Evan Laforge qdunkan at
Thu Aug 30 21:01:59 CEST 2012

I just fixed a bug in my program that came about because the same
graph constructed in different orders compared inequal.  E.g.:

buildG (0, 2) [(0, 1), (0, 2)] /= buildG (0, 2) [(0, 2), (0, 1)]

It seems to me that these should compare equal.  This was easy for me
to do since I wrap Graph in a newtype, but it's hard to do for Graph
itself, since it's defined as a type synonym over Data.Array.

Do people agree that (==) is incorrect for Data.Graph, or is there a
legitimate difference between the two graphs?  If people agree, what
can be done to fix Data.Graph?  Should be add Data.Graph2 that is
defined as a real type and start anew from there?
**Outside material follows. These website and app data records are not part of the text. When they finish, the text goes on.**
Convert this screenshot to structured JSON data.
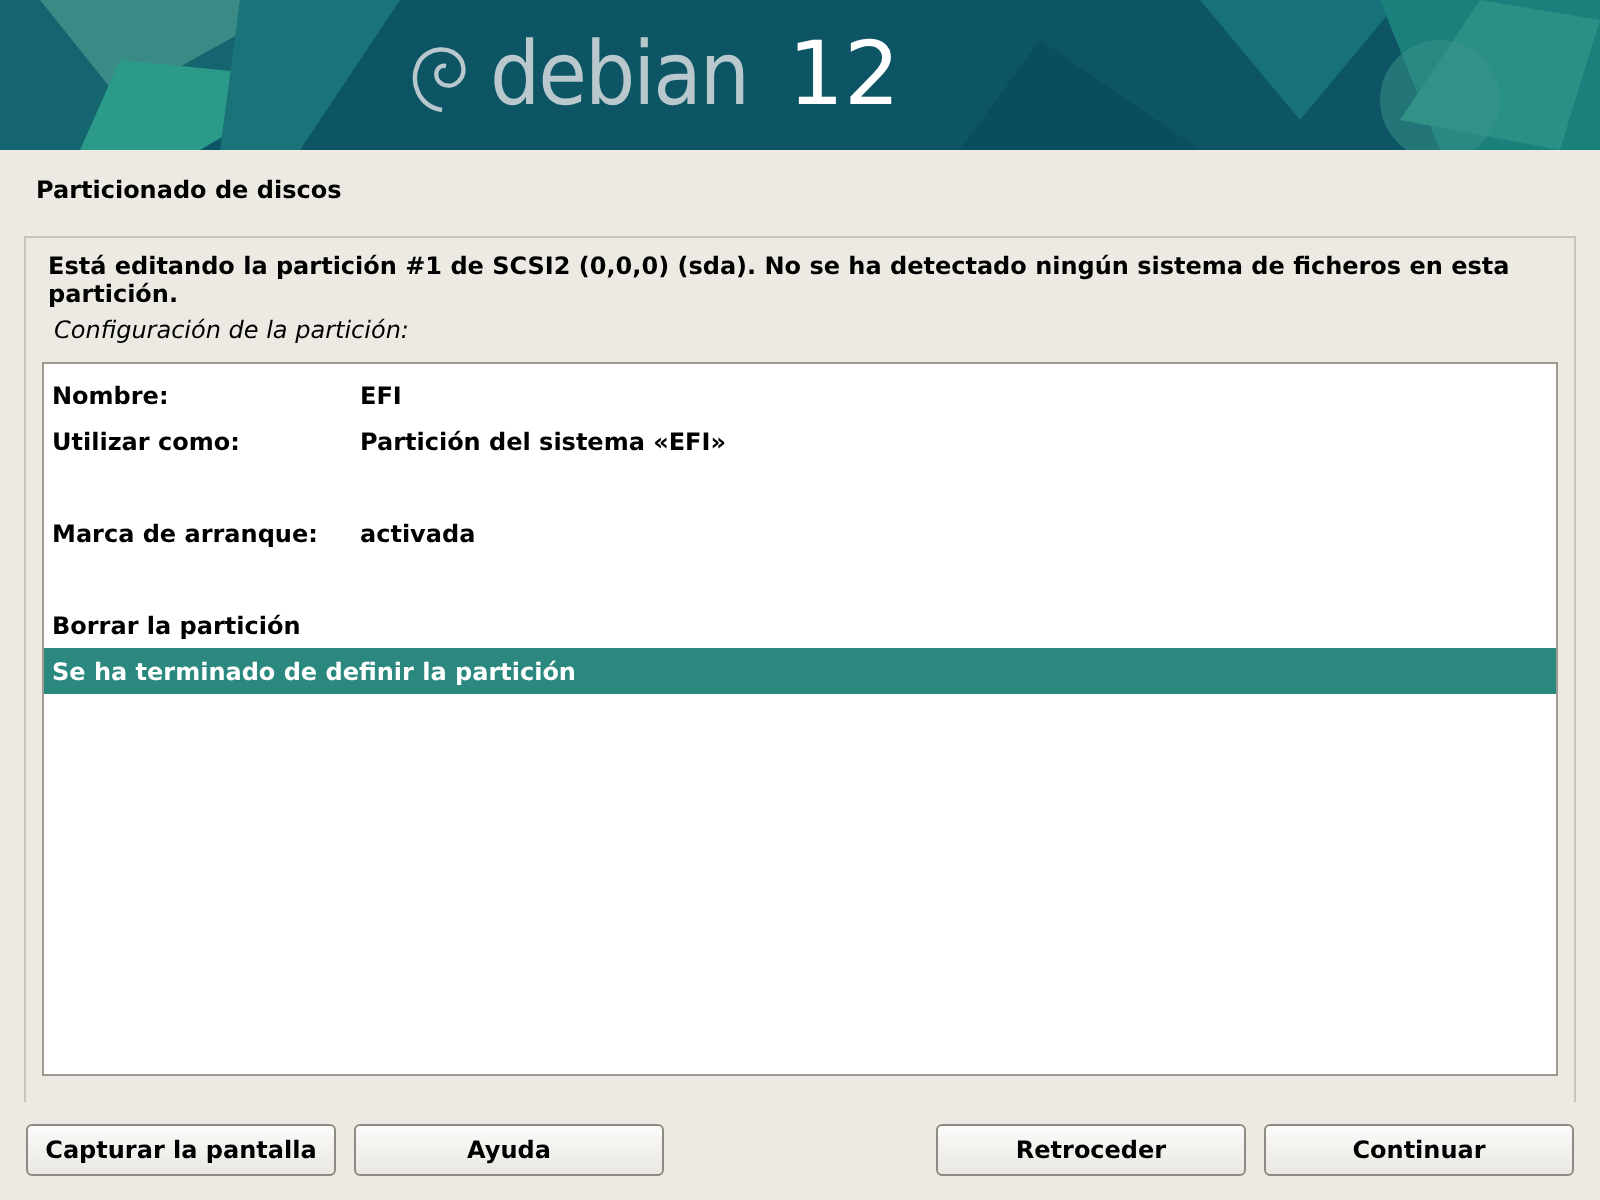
{
  "banner": {
    "logo_word": "debian",
    "logo_version": "12"
  },
  "title": "Particionado de discos",
  "description": "Está editando la partición #1 de SCSI2 (0,0,0) (sda). No se ha detectado ningún sistema de ficheros en esta partición.",
  "list_label": "Configuración de la partición:",
  "items": [
    {
      "kind": "setting",
      "label": "Nombre:",
      "value": "EFI",
      "selected": false
    },
    {
      "kind": "setting",
      "label": "Utilizar como:",
      "value": "Partición del sistema «EFI»",
      "selected": false
    },
    {
      "kind": "blank"
    },
    {
      "kind": "setting",
      "label": "Marca de arranque:",
      "value": "activada",
      "selected": false
    },
    {
      "kind": "blank"
    },
    {
      "kind": "action",
      "label": "Borrar la partición",
      "selected": false
    },
    {
      "kind": "action",
      "label": "Se ha terminado de definir la partición",
      "selected": true
    }
  ],
  "buttons_left": [
    "Capturar la pantalla",
    "Ayuda"
  ],
  "buttons_right": [
    "Retroceder",
    "Continuar"
  ]
}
In general, it seems to me Data.Graph is very basic and has not
received any love for a long time.  It's a thin wrapper over
Data.Array, which is one of the more error-prone ornery APIs out
there.  To use it I wound up writing lots of little utility functions
to do things like add or remove edges which were fiddly and error
prone.  I just noticed a package graph-wrapper, with the description
"A wrapper around the standard Data.Graph with a less awkward
interface", so I guess I'm not the only person to have felt that way.

Wouldn't it be nice to start taking steps toward having a graph
library in the stdlib that people actually like?

More information about the Libraries mailing list